EXERCISE DATA –
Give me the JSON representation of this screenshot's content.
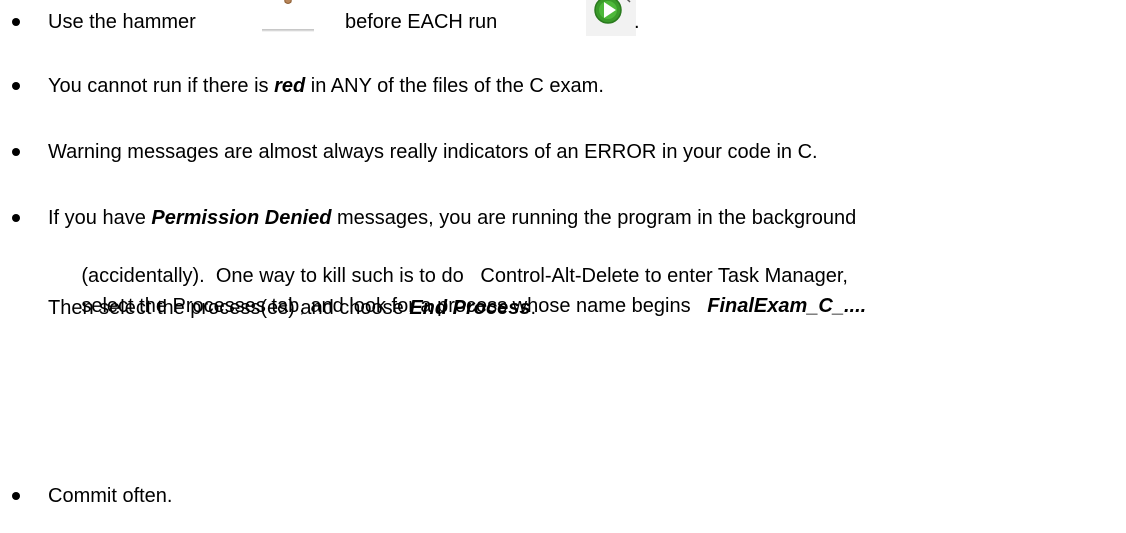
{
  "document": {
    "bullets": [
      {
        "parts": {
          "a": "Use the hammer",
          "b": "before EACH run",
          "c": "."
        }
      },
      {
        "parts": {
          "a": "You cannot run if there is ",
          "b": "red",
          "c": " in ANY of the files of the C exam."
        }
      },
      {
        "parts": {
          "a": "Warning messages are almost always really indicators of an ERROR in your code in C."
        }
      },
      {
        "lines": {
          "l1a": "If you have ",
          "l1b": "Permission Denied",
          "l1c": " messages, you are running the program in the background",
          "l2": "(accidentally).  One way to kill such is to do   Control-Alt-Delete to enter Task Manager,",
          "l3a": "select the Processes tab, and look for a process whose name begins   ",
          "l3b": "FinalExam_C_....",
          "l4a": "Then select the process(es) and choose ",
          "l4b": "End Process",
          "l4c": "."
        }
      },
      {
        "parts": {
          "a": "Commit often."
        }
      }
    ],
    "icons": {
      "hammer": "hammer-icon",
      "run": "run-icon"
    },
    "colors": {
      "text": "#000000",
      "run_icon_green": "#3a9a2a"
    }
  }
}
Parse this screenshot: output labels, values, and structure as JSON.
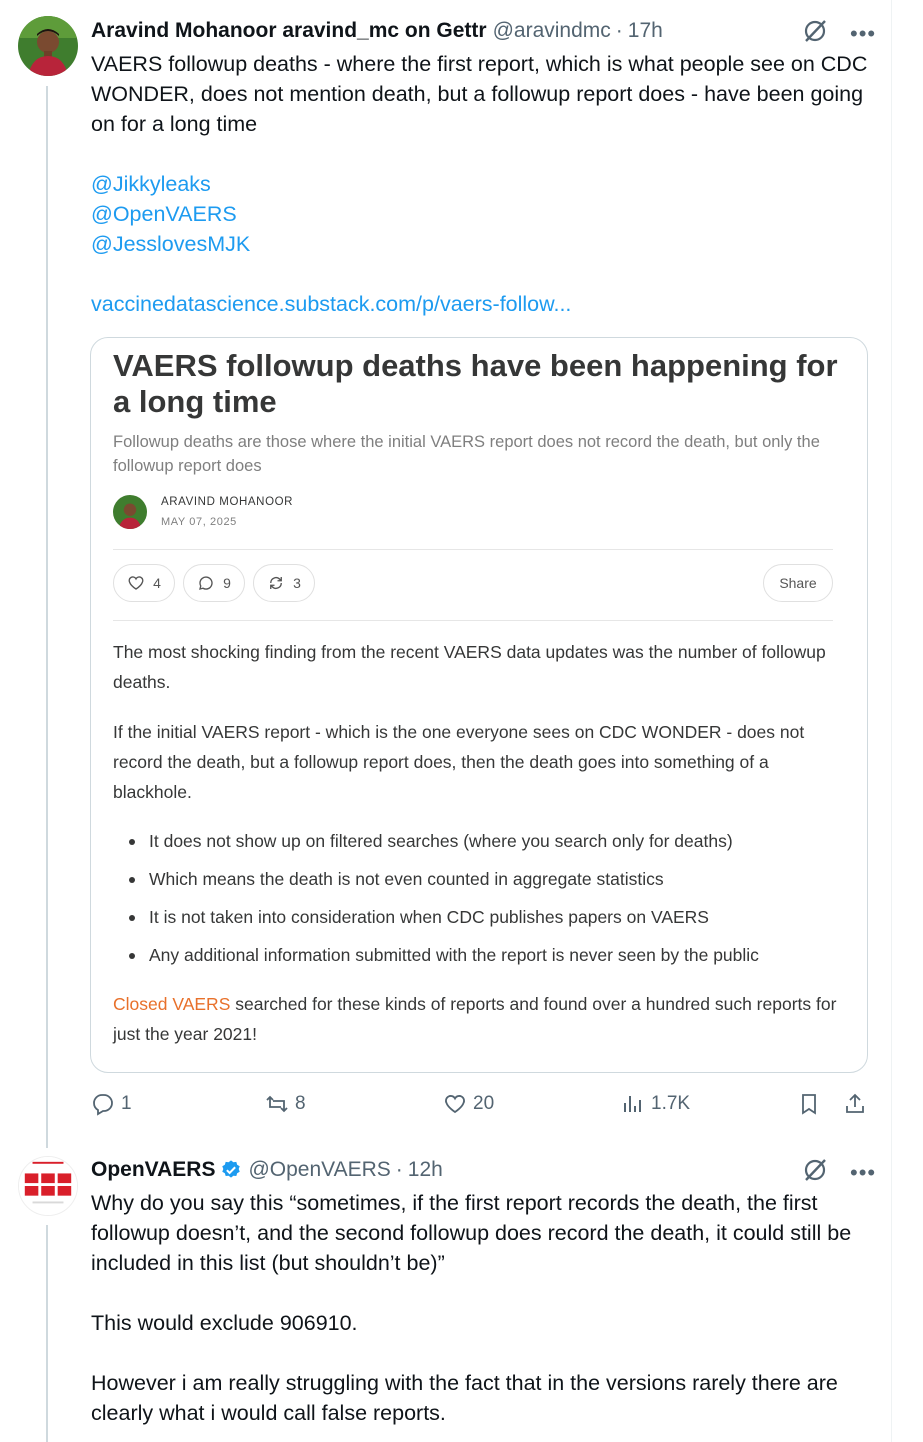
{
  "tweet1": {
    "display_name": "Aravind Mohanoor aravind_mc on Gettr",
    "handle": "@aravindmc",
    "time": "17h",
    "text": "VAERS followup deaths - where the first report, which is what people see on CDC WONDER, does not mention death, but a followup report does - have been going on for a long time",
    "mentions": [
      "@Jikkyleaks",
      "@OpenVAERS",
      "@JesslovesMJK"
    ],
    "link": "vaccinedatascience.substack.com/p/vaers-follow...",
    "card": {
      "title": "VAERS followup deaths have been happening for a long time",
      "subtitle": "Followup deaths are those where the initial VAERS report does not record the death, but only the followup report does",
      "author": "ARAVIND MOHANOOR",
      "date": "MAY 07, 2025",
      "likes": "4",
      "comments": "9",
      "restacks": "3",
      "share_label": "Share",
      "para1": "The most shocking finding from the recent VAERS data updates was the number of followup deaths.",
      "para2": "If the initial VAERS report - which is the one everyone sees on CDC WONDER - does not record the death, but a followup report does, then the death goes into something of a blackhole.",
      "bullets": [
        "It does not show up on filtered searches (where you search only for deaths)",
        "Which means the death is not even counted in aggregate statistics",
        "It is not taken into consideration when CDC publishes papers on VAERS",
        "Any additional information submitted with the report is never seen by the public"
      ],
      "para3_link": "Closed VAERS",
      "para3_rest": " searched for these kinds of reports and found over a hundred such reports for just the year 2021!"
    },
    "actions": {
      "replies": "1",
      "reposts": "8",
      "likes": "20",
      "views": "1.7K"
    }
  },
  "tweet2": {
    "display_name": "OpenVAERS",
    "handle": "@OpenVAERS",
    "time": "12h",
    "para1": "Why do you say this “sometimes, if the first report records the death, the first followup doesn’t, and the second followup does record the death, it could still be included in this list (but shouldn’t be)”",
    "para2": "This would exclude 906910.",
    "para3": "However i am really struggling with the fact that in the versions rarely there are clearly what i would call false reports."
  },
  "icons": [
    "grok-icon",
    "more-icon",
    "heart-icon",
    "comment-icon",
    "restack-icon",
    "reply-icon",
    "repost-icon",
    "like-icon",
    "views-icon",
    "bookmark-icon",
    "share-icon",
    "verified-badge-icon"
  ],
  "colors": {
    "link": "#1d9bf0",
    "muted": "#536471",
    "verified": "#1d9bf0",
    "substack_accent": "#e8702a",
    "openvaers_red": "#d91f2a"
  }
}
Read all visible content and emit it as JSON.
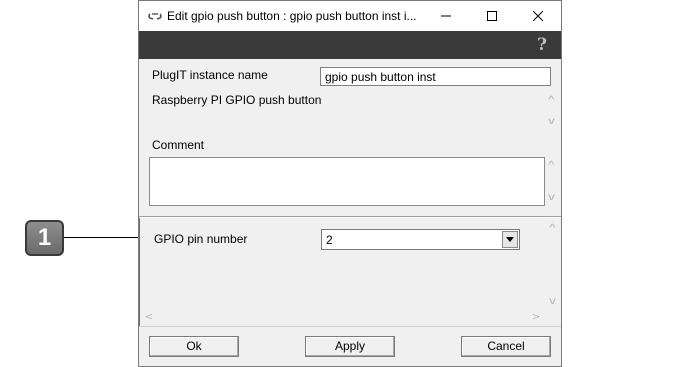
{
  "window": {
    "title": "Edit gpio push button : gpio push button inst i...",
    "icon": "chain-link-icon",
    "controls": [
      "minimize-icon",
      "maximize-icon",
      "close-icon"
    ]
  },
  "toolbar": {
    "help_icon": "help-question-icon",
    "help_glyph": "?"
  },
  "form": {
    "instance_label": "PlugIT instance name",
    "instance_value": "gpio push button inst",
    "description": "Raspberry PI GPIO push button",
    "comment_label": "Comment",
    "comment_value": "",
    "gpio_label": "GPIO pin number",
    "gpio_value": "2"
  },
  "buttons": {
    "ok": "Ok",
    "apply": "Apply",
    "cancel": "Cancel"
  },
  "callout": {
    "number": "1"
  },
  "colors": {
    "toolbar": "#3a3a3a",
    "dialog_bg": "#f0f0f0",
    "callout_badge": "#7a7a7a"
  }
}
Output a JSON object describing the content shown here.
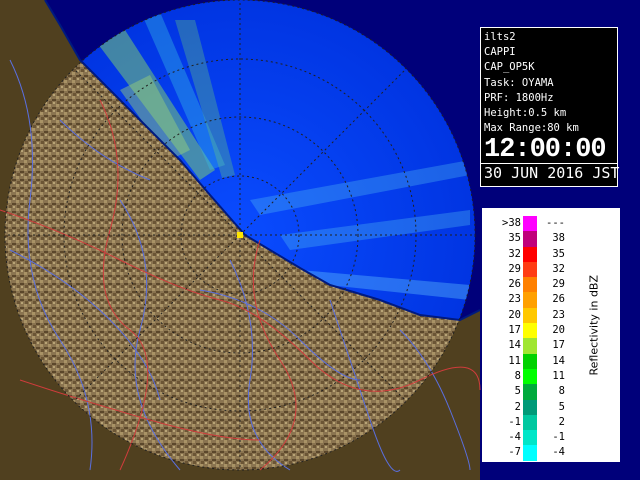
{
  "info": {
    "lines": [
      "ilts2",
      "CAPPI",
      "CAP_OP5K",
      "Task: OYAMA",
      "PRF: 1800Hz",
      "Height:0.5 km",
      "Max Range:80 km"
    ],
    "time": "12:00:00",
    "date": "30 JUN 2016 JST"
  },
  "legend": {
    "unit_label": "Reflectivity in dBZ",
    "rows": [
      {
        "lo": ">38",
        "hi": "---",
        "color": "#ff00ff"
      },
      {
        "lo": "35",
        "hi": "38",
        "color": "#c0007a"
      },
      {
        "lo": "32",
        "hi": "35",
        "color": "#ff0000"
      },
      {
        "lo": "29",
        "hi": "32",
        "color": "#ff3c14"
      },
      {
        "lo": "26",
        "hi": "29",
        "color": "#ff8000"
      },
      {
        "lo": "23",
        "hi": "26",
        "color": "#ffa000"
      },
      {
        "lo": "20",
        "hi": "23",
        "color": "#ffc800"
      },
      {
        "lo": "17",
        "hi": "20",
        "color": "#ffff00"
      },
      {
        "lo": "14",
        "hi": "17",
        "color": "#a0e632"
      },
      {
        "lo": "11",
        "hi": "14",
        "color": "#00d200"
      },
      {
        "lo": "8",
        "hi": "11",
        "color": "#00ff00"
      },
      {
        "lo": "5",
        "hi": "8",
        "color": "#00aa3c"
      },
      {
        "lo": "2",
        "hi": "5",
        "color": "#009a78"
      },
      {
        "lo": "-1",
        "hi": "2",
        "color": "#00c8a0"
      },
      {
        "lo": "-4",
        "hi": "-1",
        "color": "#00e6c8"
      },
      {
        "lo": "-7",
        "hi": "-4",
        "color": "#00ffff"
      }
    ]
  },
  "map_colors": {
    "sea": "#0044ff",
    "land_light": "#a89262",
    "land_dark": "#4a3a22",
    "river": "#5a6fe0",
    "boundary": "#d03c3c",
    "echo_green": "#9ef05a",
    "echo_cyan": "#40e8f0"
  }
}
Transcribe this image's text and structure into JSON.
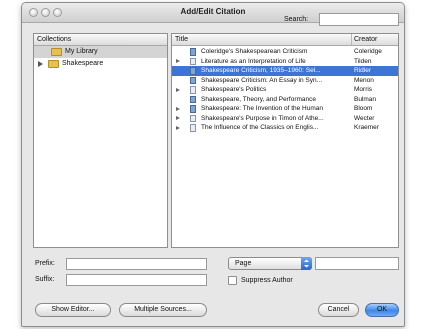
{
  "window": {
    "title": "Add/Edit Citation"
  },
  "search": {
    "label": "Search:",
    "value": ""
  },
  "collections": {
    "header": "Collections",
    "items": [
      {
        "label": "My Library"
      },
      {
        "label": "Shakespeare"
      }
    ]
  },
  "items_table": {
    "headers": {
      "title": "Title",
      "creator": "Creator"
    },
    "rows": [
      {
        "title": "Coleridge's Shakespearean Criticism",
        "creator": "Coleridge"
      },
      {
        "title": "Literature as an Interpretation of Life",
        "creator": "Tilden"
      },
      {
        "title": "Shakespeare Criticism, 1935–1960: Sel...",
        "creator": "Ridler"
      },
      {
        "title": "Shakespeare Criticism: An Essay in Syn...",
        "creator": "Menon"
      },
      {
        "title": "Shakespeare's Politics",
        "creator": "Morris"
      },
      {
        "title": "Shakespeare, Theory, and Performance",
        "creator": "Bulman"
      },
      {
        "title": "Shakespeare: The Invention of the Human",
        "creator": "Bloom"
      },
      {
        "title": "Shakespeare's Purpose in Timon of Athe...",
        "creator": "Wecter"
      },
      {
        "title": "The Influence of the Classics on Englis...",
        "creator": "Kraemer"
      }
    ]
  },
  "form": {
    "prefix_label": "Prefix:",
    "suffix_label": "Suffix:",
    "locator_selected": "Page",
    "suppress_author_label": "Suppress Author"
  },
  "buttons": {
    "show_editor": "Show Editor...",
    "multiple_sources": "Multiple Sources...",
    "cancel": "Cancel",
    "ok": "OK"
  }
}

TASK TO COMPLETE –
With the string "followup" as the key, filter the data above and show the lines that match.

OUTPUT OF THE TASK –
    "text": "VAERS followup deaths - where the first report, which is what people see on CDC WONDER, does not mention death, but a followup report does - have been going on for a long time",
      "title": "VAERS followup deaths have been happening for a long time",
      "subtitle": "Followup deaths are those where the initial VAERS report does not record the death, but only the followup report does",
      "para1": "The most shocking finding from the recent VAERS data updates was the number of followup deaths.",
      "para2": "If the initial VAERS report - which is the one everyone sees on CDC WONDER - does not record the death, but a followup report does, then the death goes into something of a blackhole.",
    "para1": "Why do you say this “sometimes, if the first report records the death, the first followup doesn’t, and the second followup does record the death, it could still be included in this list (but shouldn’t be)”",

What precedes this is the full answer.